Set the data down once more, exactly as it is written.

▶ _Input_:

☆ ☆ ☆ ☆ ☆ ☆ ☆

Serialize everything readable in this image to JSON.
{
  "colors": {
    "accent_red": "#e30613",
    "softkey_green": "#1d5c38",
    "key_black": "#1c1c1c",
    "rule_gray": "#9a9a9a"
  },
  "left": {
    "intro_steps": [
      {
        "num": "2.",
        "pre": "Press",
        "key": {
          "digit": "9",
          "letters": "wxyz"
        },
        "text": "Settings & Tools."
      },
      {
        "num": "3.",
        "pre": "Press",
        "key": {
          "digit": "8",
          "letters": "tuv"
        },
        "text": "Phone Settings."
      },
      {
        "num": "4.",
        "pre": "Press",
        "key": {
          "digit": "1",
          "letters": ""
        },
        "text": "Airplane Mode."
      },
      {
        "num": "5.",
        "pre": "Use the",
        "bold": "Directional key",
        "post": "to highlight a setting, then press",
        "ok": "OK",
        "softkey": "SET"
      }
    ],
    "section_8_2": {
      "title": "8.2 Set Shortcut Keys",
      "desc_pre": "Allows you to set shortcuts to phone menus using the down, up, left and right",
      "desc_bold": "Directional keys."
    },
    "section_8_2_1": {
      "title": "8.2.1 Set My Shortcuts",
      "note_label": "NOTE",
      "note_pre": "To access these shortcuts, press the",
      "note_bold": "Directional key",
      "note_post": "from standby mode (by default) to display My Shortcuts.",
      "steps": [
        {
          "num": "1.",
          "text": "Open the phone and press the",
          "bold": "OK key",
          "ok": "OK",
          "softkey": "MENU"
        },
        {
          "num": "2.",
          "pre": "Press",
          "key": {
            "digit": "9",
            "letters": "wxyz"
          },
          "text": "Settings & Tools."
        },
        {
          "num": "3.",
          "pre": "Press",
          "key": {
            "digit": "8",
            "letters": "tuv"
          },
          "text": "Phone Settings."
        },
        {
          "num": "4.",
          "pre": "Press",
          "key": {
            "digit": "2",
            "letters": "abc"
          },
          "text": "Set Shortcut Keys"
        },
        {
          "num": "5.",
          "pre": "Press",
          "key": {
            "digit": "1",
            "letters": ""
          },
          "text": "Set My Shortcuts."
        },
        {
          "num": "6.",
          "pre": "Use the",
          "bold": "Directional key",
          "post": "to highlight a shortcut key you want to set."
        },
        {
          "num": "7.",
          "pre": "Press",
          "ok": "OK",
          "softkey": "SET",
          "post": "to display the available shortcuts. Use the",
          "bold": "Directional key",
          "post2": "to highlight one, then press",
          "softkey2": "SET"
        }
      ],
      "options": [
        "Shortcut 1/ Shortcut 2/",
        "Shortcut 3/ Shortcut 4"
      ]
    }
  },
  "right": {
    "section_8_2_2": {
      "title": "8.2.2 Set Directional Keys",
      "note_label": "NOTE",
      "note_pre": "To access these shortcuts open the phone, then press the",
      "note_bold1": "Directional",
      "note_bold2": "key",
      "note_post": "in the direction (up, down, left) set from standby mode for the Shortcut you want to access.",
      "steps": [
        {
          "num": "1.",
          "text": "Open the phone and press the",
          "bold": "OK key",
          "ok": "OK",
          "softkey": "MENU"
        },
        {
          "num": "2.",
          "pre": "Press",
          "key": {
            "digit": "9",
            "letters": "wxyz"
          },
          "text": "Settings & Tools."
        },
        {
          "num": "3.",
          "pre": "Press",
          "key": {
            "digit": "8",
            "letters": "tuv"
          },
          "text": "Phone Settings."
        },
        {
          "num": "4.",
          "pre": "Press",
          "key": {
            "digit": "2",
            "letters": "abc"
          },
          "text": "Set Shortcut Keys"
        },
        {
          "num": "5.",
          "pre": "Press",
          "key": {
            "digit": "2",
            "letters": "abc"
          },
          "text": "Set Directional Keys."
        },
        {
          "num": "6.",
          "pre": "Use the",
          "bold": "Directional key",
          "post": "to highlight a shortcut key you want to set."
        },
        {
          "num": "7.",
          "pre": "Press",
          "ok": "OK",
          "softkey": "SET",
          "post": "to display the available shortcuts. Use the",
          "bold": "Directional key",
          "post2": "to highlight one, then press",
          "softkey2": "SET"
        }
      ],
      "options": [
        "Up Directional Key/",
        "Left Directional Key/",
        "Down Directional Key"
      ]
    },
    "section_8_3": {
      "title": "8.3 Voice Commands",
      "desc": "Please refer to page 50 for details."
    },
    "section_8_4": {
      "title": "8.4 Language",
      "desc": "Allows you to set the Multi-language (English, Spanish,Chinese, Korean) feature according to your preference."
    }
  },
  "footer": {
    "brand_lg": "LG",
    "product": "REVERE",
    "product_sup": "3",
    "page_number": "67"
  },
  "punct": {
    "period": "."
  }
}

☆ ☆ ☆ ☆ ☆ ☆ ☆

▶ _Your response_:
Serialize everything readable in this image to JSON.
{
  "colors": {
    "accent_red": "#e30613",
    "softkey_green": "#1d5c38",
    "key_black": "#1c1c1c",
    "rule_gray": "#9a9a9a"
  },
  "left": {
    "intro_steps": [
      {
        "num": "2.",
        "pre": "Press",
        "key": {
          "digit": "9",
          "letters": "wxyz"
        },
        "text": "Settings & Tools."
      },
      {
        "num": "3.",
        "pre": "Press",
        "key": {
          "digit": "8",
          "letters": "tuv"
        },
        "text": "Phone Settings."
      },
      {
        "num": "4.",
        "pre": "Press",
        "key": {
          "digit": "1",
          "letters": ""
        },
        "text": "Airplane Mode."
      },
      {
        "num": "5.",
        "pre": "Use the",
        "bold": "Directional key",
        "post": "to highlight a setting, then press",
        "ok": "OK",
        "softkey": "SET"
      }
    ],
    "section_8_2": {
      "title": "8.2 Set Shortcut Keys",
      "desc_pre": "Allows you to set shortcuts to phone menus using the down, up, left and right",
      "desc_bold": "Directional keys."
    },
    "section_8_2_1": {
      "title": "8.2.1 Set My Shortcuts",
      "note_label": "NOTE",
      "note_pre": "To access these shortcuts, press the",
      "note_bold": "Directional key",
      "note_post": "from standby mode (by default) to display My Shortcuts.",
      "steps": [
        {
          "num": "1.",
          "text": "Open the phone and press the",
          "bold": "OK key",
          "ok": "OK",
          "softkey": "MENU"
        },
        {
          "num": "2.",
          "pre": "Press",
          "key": {
            "digit": "9",
            "letters": "wxyz"
          },
          "text": "Settings & Tools."
        },
        {
          "num": "3.",
          "pre": "Press",
          "key": {
            "digit": "8",
            "letters": "tuv"
          },
          "text": "Phone Settings."
        },
        {
          "num": "4.",
          "pre": "Press",
          "key": {
            "digit": "2",
            "letters": "abc"
          },
          "text": "Set Shortcut Keys"
        },
        {
          "num": "5.",
          "pre": "Press",
          "key": {
            "digit": "1",
            "letters": ""
          },
          "text": "Set My Shortcuts."
        },
        {
          "num": "6.",
          "pre": "Use the",
          "bold": "Directional key",
          "post": "to highlight a shortcut key you want to set."
        },
        {
          "num": "7.",
          "pre": "Press",
          "ok": "OK",
          "softkey": "SET",
          "post": "to display the available shortcuts. Use the",
          "bold": "Directional key",
          "post2": "to highlight one, then press",
          "softkey2": "SET"
        }
      ],
      "options": [
        "Shortcut 1/ Shortcut 2/",
        "Shortcut 3/ Shortcut 4"
      ]
    }
  },
  "right": {
    "section_8_2_2": {
      "title": "8.2.2 Set Directional Keys",
      "note_label": "NOTE",
      "note_pre": "To access these shortcuts open the phone, then press the",
      "note_bold1": "Directional",
      "note_bold2": "key",
      "note_post": "in the direction (up, down, left) set from standby mode for the Shortcut you want to access.",
      "steps": [
        {
          "num": "1.",
          "text": "Open the phone and press the",
          "bold": "OK key",
          "ok": "OK",
          "softkey": "MENU"
        },
        {
          "num": "2.",
          "pre": "Press",
          "key": {
            "digit": "9",
            "letters": "wxyz"
          },
          "text": "Settings & Tools."
        },
        {
          "num": "3.",
          "pre": "Press",
          "key": {
            "digit": "8",
            "letters": "tuv"
          },
          "text": "Phone Settings."
        },
        {
          "num": "4.",
          "pre": "Press",
          "key": {
            "digit": "2",
            "letters": "abc"
          },
          "text": "Set Shortcut Keys"
        },
        {
          "num": "5.",
          "pre": "Press",
          "key": {
            "digit": "2",
            "letters": "abc"
          },
          "text": "Set Directional Keys."
        },
        {
          "num": "6.",
          "pre": "Use the",
          "bold": "Directional key",
          "post": "to highlight a shortcut key you want to set."
        },
        {
          "num": "7.",
          "pre": "Press",
          "ok": "OK",
          "softkey": "SET",
          "post": "to display the available shortcuts. Use the",
          "bold": "Directional key",
          "post2": "to highlight one, then press",
          "softkey2": "SET"
        }
      ],
      "options": [
        "Up Directional Key/",
        "Left Directional Key/",
        "Down Directional Key"
      ]
    },
    "section_8_3": {
      "title": "8.3 Voice Commands",
      "desc": "Please refer to page 50 for details."
    },
    "section_8_4": {
      "title": "8.4 Language",
      "desc": "Allows you to set the Multi-language (English, Spanish,Chinese, Korean) feature according to your preference."
    }
  },
  "footer": {
    "brand_lg": "LG",
    "product": "REVERE",
    "product_sup": "3",
    "page_number": "67"
  },
  "punct": {
    "period": "."
  }
}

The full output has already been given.